Kraft said that an attempt to institute a trash fee wouldn’t happen this fiscal year, “because it’s too complicated,” but he and some colleagues may try to launch a similar “pilot program.” That program would remove the property taxes allocated for the Recreation and Parks budget and fund that department with an “enterprise fee” instead.
Kraft said that unlike the trash fee, 100 percent of city property owners would pay the Recreation and Parks “enterprise fee.”
“We could increase the money we’re spending on parks and still have people pay less than what they’re paying in property tax now,” he said. “It changes the entire paradigm. It causes a change in how we look at government and government funding.”
Ten-year fiscal report
Kraft also spoke about a fiscal report issued last month by city-hired consultants Public Financial Management Inc. that predicted the city would be $745 million in the hole in 10 years.
He called the idea that Baltimore was going bankrupt “a bunch of crap.”
“Don’t believe it,” he said. “It assumes you don’t balance the budget for 10 years, and it keeps adding up.”
Kraft said that the city is required to balance the budget every year, a point that renders the study’s conclusions moot.
“We’re not the federal government,” he said. “We can’t deficit spend.”
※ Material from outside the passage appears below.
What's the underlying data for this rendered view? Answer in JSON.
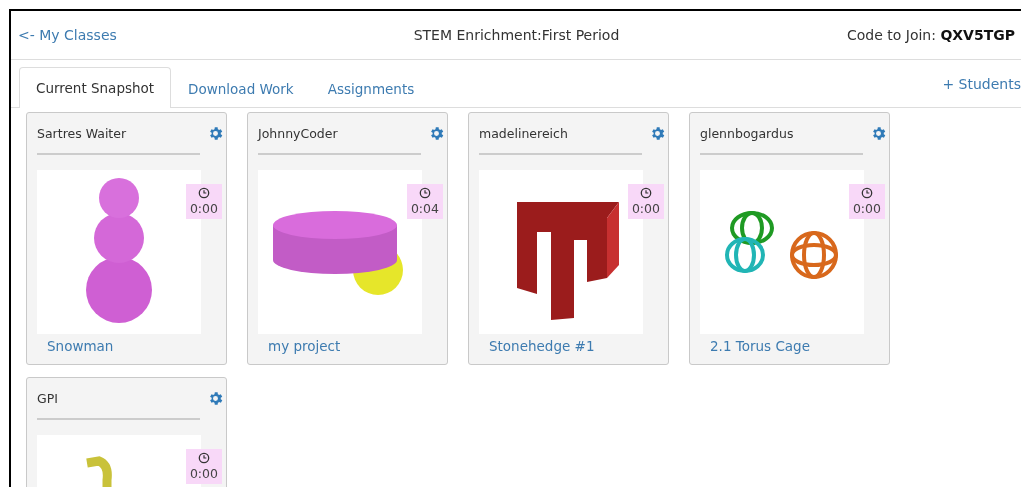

Kraft, a noted proponent of environmental legislation, observed a couple problems with the stormwater fee, a proposed law currently in City Council that would require that property owners pay a fee based on the amount of impervious surface—concrete, asphalt, and other surface areas that prevent stormwater absorption—on their properties.
“For the majority of the southeast, the fee will be $4 a month,” Kraft said.
One of the proposed fee’s problems, which a committee of business owners, nonprofits, residents, city employees and other stakeholders is reportedly trying to solve, involves the huge expense that can be incurred by owners of industrial and business properties. For non-residential properties such as businesses, impervious surface is measured and divided into Equivalent Residential Units of 1,050 square feet. For every 1,050-square-foot ERU of impervious surface on the property, the owner would be charged $72 per year.
“You take a guy like Ruckert Terminals on Clinton St.,” said Kraft. “It’s all impervious surface—their fee is going to be in excess of $50,000 a year.”
The councilman said that the stakeholder committee is currently trying to find a credit system in which property owners can do something—plant trees for example—to bring their fees down.
Another problem with the state-mandated stormwater fee, Kraft said, is that “really, the people that surround [Baltimore City] should be paying more.”
“Particularly Baltimore County,” Kraft said. “They are like a hand around our neck—look at a map, you can see it.”
He said that because Baltimore County sits in Baltimore City’s watershed, “we can do what we want down here, but unless they’re doing what they’re supposed to do, we’re banging our head against the wall.”
Kraft was clear about where he stands on reverse angle parking.
“We’re putting it in everywhere it can go, engineering-wise,” he said. “When the weather starts getting better, you’ll see it happening.”
by Erik Zygmont